Man has invented all sorts of wild conceptions of how God
can know the future and still the future is free. Calvinists have given
up and simply declare that God knows all because he has foreordained all
future events. While this is understandable, there are many Scriptures
that seem to prove this concept incorrect. Arminianists on the other hand
talk about an Eternal Now where God is in the past, present and future
all at the same time. This concept teaches that God does not experience
the world, as we know it, but that he is above and outside time. While
this may be an interesting concept, it has no basis in the Scriptures.
Therefore if God didn’t tell us that this is his true existence, how did

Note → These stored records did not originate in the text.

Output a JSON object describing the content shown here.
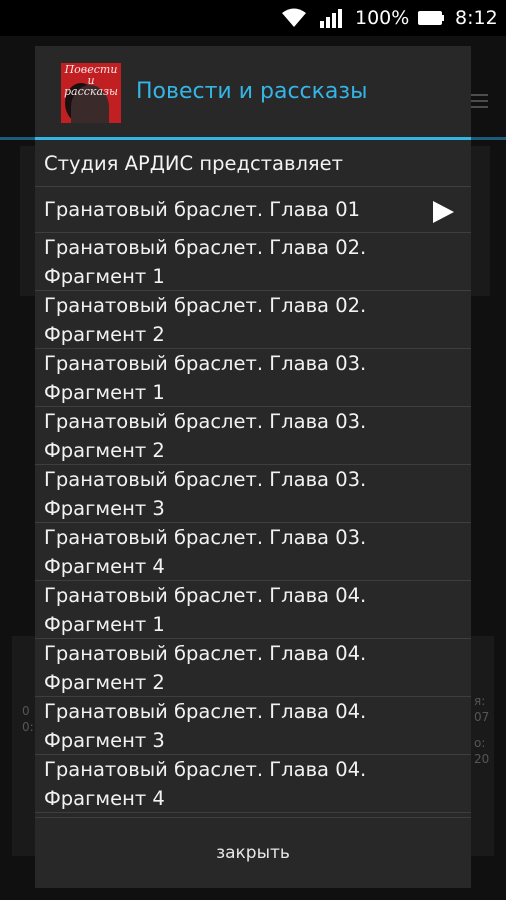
{
  "status_bar": {
    "wifi_icon": "wifi-icon",
    "signal_icon": "signal-icon",
    "battery_percent": "100%",
    "battery_icon": "battery-icon",
    "time": "8:12"
  },
  "background_app": {
    "accent_color": "#1d5d77",
    "fragments": [
      "0",
      "0:",
      "я:",
      "07",
      "о:",
      "20"
    ]
  },
  "dialog": {
    "cover_art": {
      "text": "Повести и рассказы"
    },
    "title": "Повести и рассказы",
    "accent_color": "#33b5e5",
    "tracks": [
      {
        "label": "Студия АРДИС представляет"
      },
      {
        "label": "Гранатовый браслет. Глава 01",
        "playing": true
      },
      {
        "label": "Гранатовый браслет. Глава 02.\nФрагмент 1"
      },
      {
        "label": "Гранатовый браслет. Глава 02.\nФрагмент 2"
      },
      {
        "label": "Гранатовый браслет. Глава 03.\nФрагмент 1"
      },
      {
        "label": "Гранатовый браслет. Глава 03.\nФрагмент 2"
      },
      {
        "label": "Гранатовый браслет. Глава 03.\nФрагмент 3"
      },
      {
        "label": "Гранатовый браслет. Глава 03.\nФрагмент 4"
      },
      {
        "label": "Гранатовый браслет. Глава 04.\nФрагмент 1"
      },
      {
        "label": "Гранатовый браслет. Глава 04.\nФрагмент 2"
      },
      {
        "label": "Гранатовый браслет. Глава 04.\nФрагмент 3"
      },
      {
        "label": "Гранатовый браслет. Глава 04.\nФрагмент 4"
      }
    ],
    "close_label": "закрыть"
  }
}
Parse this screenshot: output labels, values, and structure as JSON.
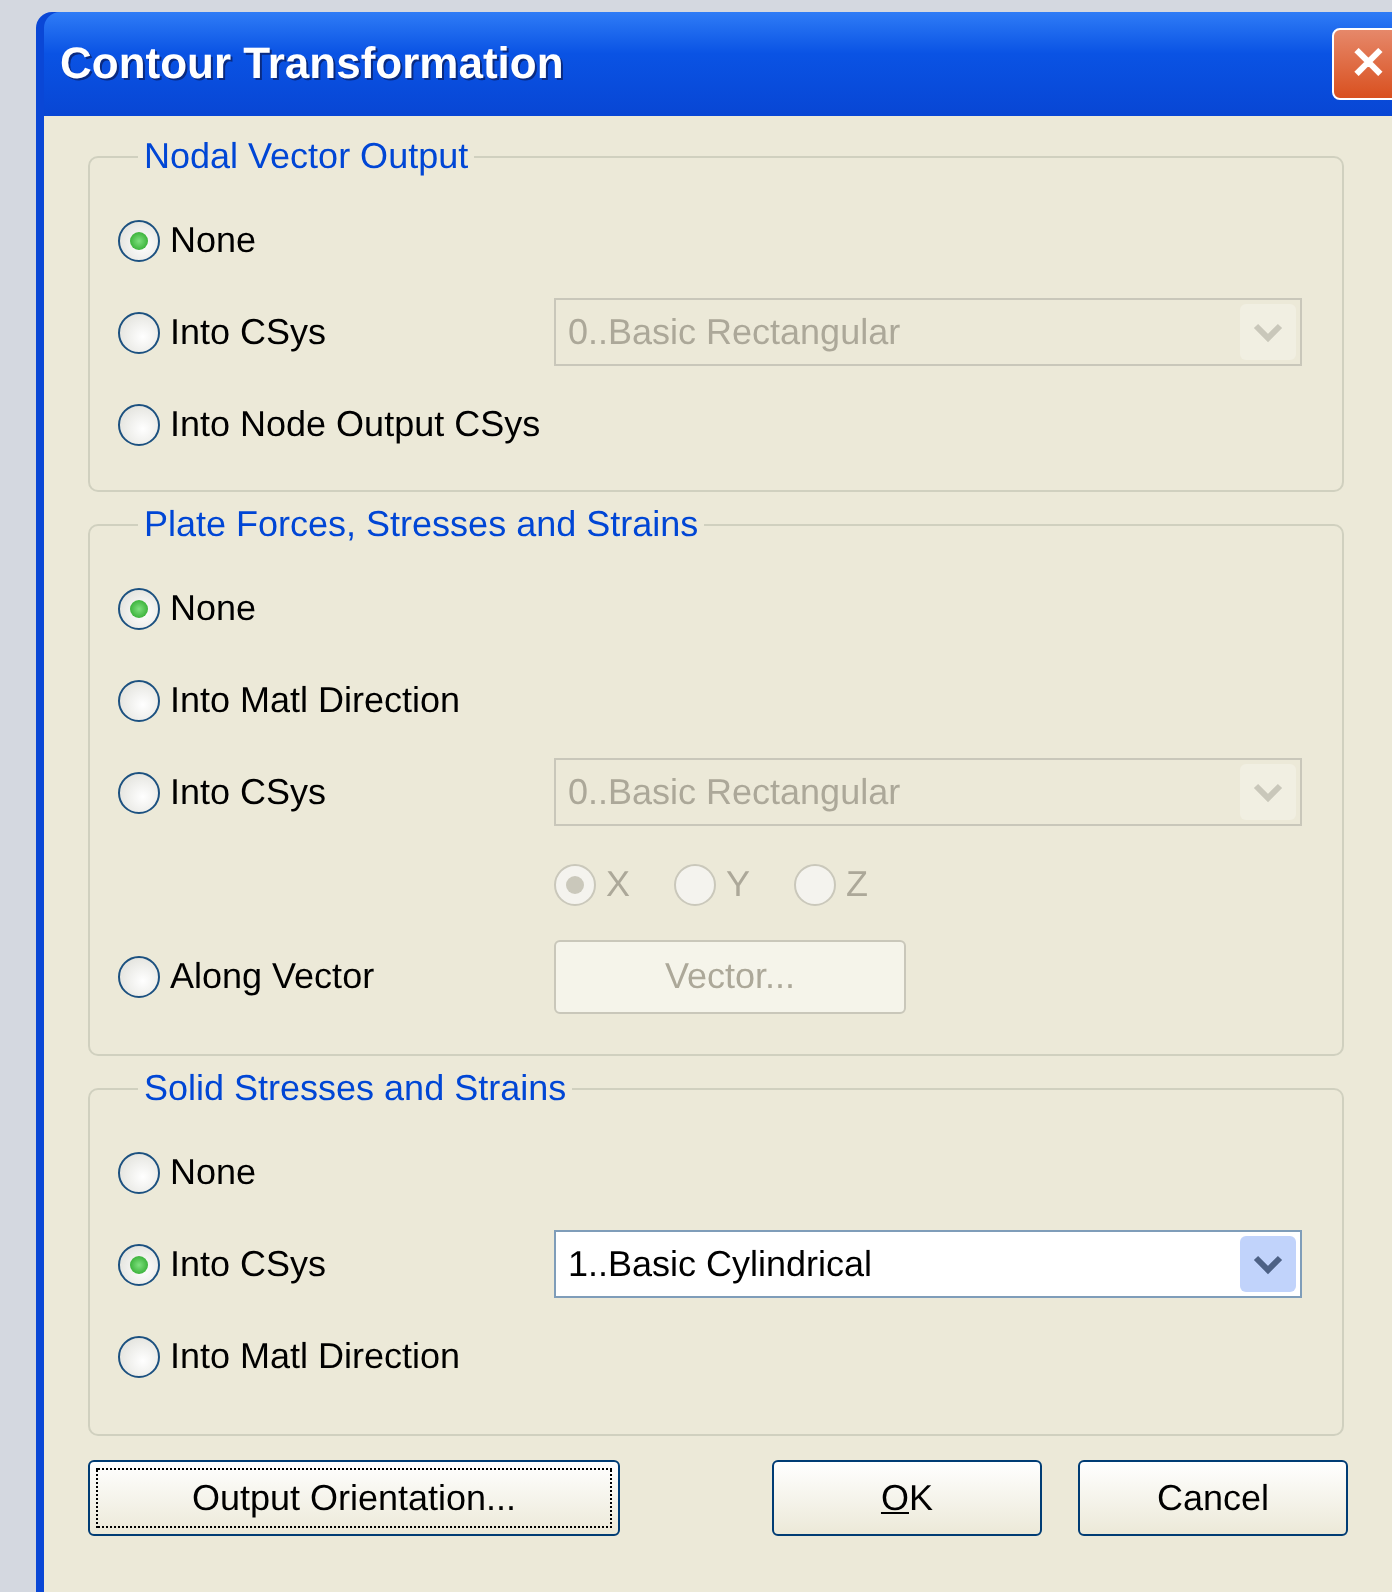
{
  "window": {
    "title": "Contour Transformation",
    "close_label": "✕"
  },
  "groups": [
    {
      "title": "Nodal Vector Output",
      "rows": [
        {
          "kind": "radio",
          "label": "None",
          "selected": true
        },
        {
          "kind": "radio",
          "label": "Into CSys",
          "selected": false,
          "combo": {
            "value": "0..Basic Rectangular",
            "disabled": true
          }
        },
        {
          "kind": "radio",
          "label": "Into Node Output CSys",
          "selected": false
        }
      ]
    },
    {
      "title": "Plate Forces, Stresses and Strains",
      "rows": [
        {
          "kind": "radio",
          "label": "None",
          "selected": true
        },
        {
          "kind": "radio",
          "label": "Into Matl Direction",
          "selected": false
        },
        {
          "kind": "radio",
          "label": "Into CSys",
          "selected": false,
          "combo": {
            "value": "0..Basic Rectangular",
            "disabled": true
          }
        },
        {
          "kind": "axes",
          "disabled": true,
          "axes": [
            {
              "label": "X",
              "selected": true
            },
            {
              "label": "Y",
              "selected": false
            },
            {
              "label": "Z",
              "selected": false
            }
          ]
        },
        {
          "kind": "radio",
          "label": "Along Vector",
          "selected": false,
          "button": {
            "label": "Vector...",
            "disabled": true
          }
        }
      ]
    },
    {
      "title": "Solid Stresses and Strains",
      "rows": [
        {
          "kind": "radio",
          "label": "None",
          "selected": false
        },
        {
          "kind": "radio",
          "label": "Into CSys",
          "selected": true,
          "combo": {
            "value": "1..Basic Cylindrical",
            "disabled": false
          }
        },
        {
          "kind": "radio",
          "label": "Into Matl Direction",
          "selected": false
        }
      ]
    }
  ],
  "buttons": [
    {
      "label": "Output Orientation...",
      "focused": true,
      "underline_first": false
    },
    {
      "label": "OK",
      "focused": false,
      "underline_first": true
    },
    {
      "label": "Cancel",
      "focused": false,
      "underline_first": false
    }
  ]
}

we come to this conclusion? The concept of an Eternal Now (God outside
of time) is a man made fantasy that has no Scriptural backing. While this
may sound a little direct, a concept of God that is not found in the Scriptures
can only be man’s wisdom, and we know what God thinks about that.
What do all of these passages add up to? Can the doctrine of absolute foreknowledge of all future events be harmonized with logical and straightforward interpretations of these passages? These are just a sample of the verses that should lead one in the direction of the denial of absolute foreknowledge of the free will decisions of moral agents. Now this is not to say that God couldn’t have created a world in which he did know the future, but that he did not. One could ask themselves, if in this world God knows all future free actions, how would a world where he didn’t know differ from it? How would the Bible be worded differently?
Now the seeker of truth will not immediately jump to a passage that seems contrary to this position until he/she has developed answers to the above listed passages. People who can satisfy their doctrine with a passage in apparent opposition to this position without addressing the volume of Scriptures in this paper are not being honest. This may sound harsh, but it is not. I am more than happy to address any questions from anyone seeking truth not searching for mastery over my viewpoint. I can state without exception that this viewpoint is fully consistent with all Scripture. If after understanding and studying my viewpoint the reader thinks I am incorrect, the reader will do me a valuable service by helping me see my error. However, if you cannot logically answer the above listed Scriptures, you need go no further in questioning my theology until you can justify yours. As Charles Finney once said, "You cannot attempt to change someone’s mind unless you fully understand it." At one time I also believed in "God outside of time", absolute foreknowledge as well as all of the other concepts related to this subject. I no longer do. Therefore, I understand all to well the current orthodox viewpoint. You must attempt to understand mine if you truly want to increase your understanding of God. Whether in the end you agree or disagree with me, the search for truth will do you good. May God bless our search for truth, and may we have the courage to believe it.
© 1999 B. Moylan. All Rights Reserved.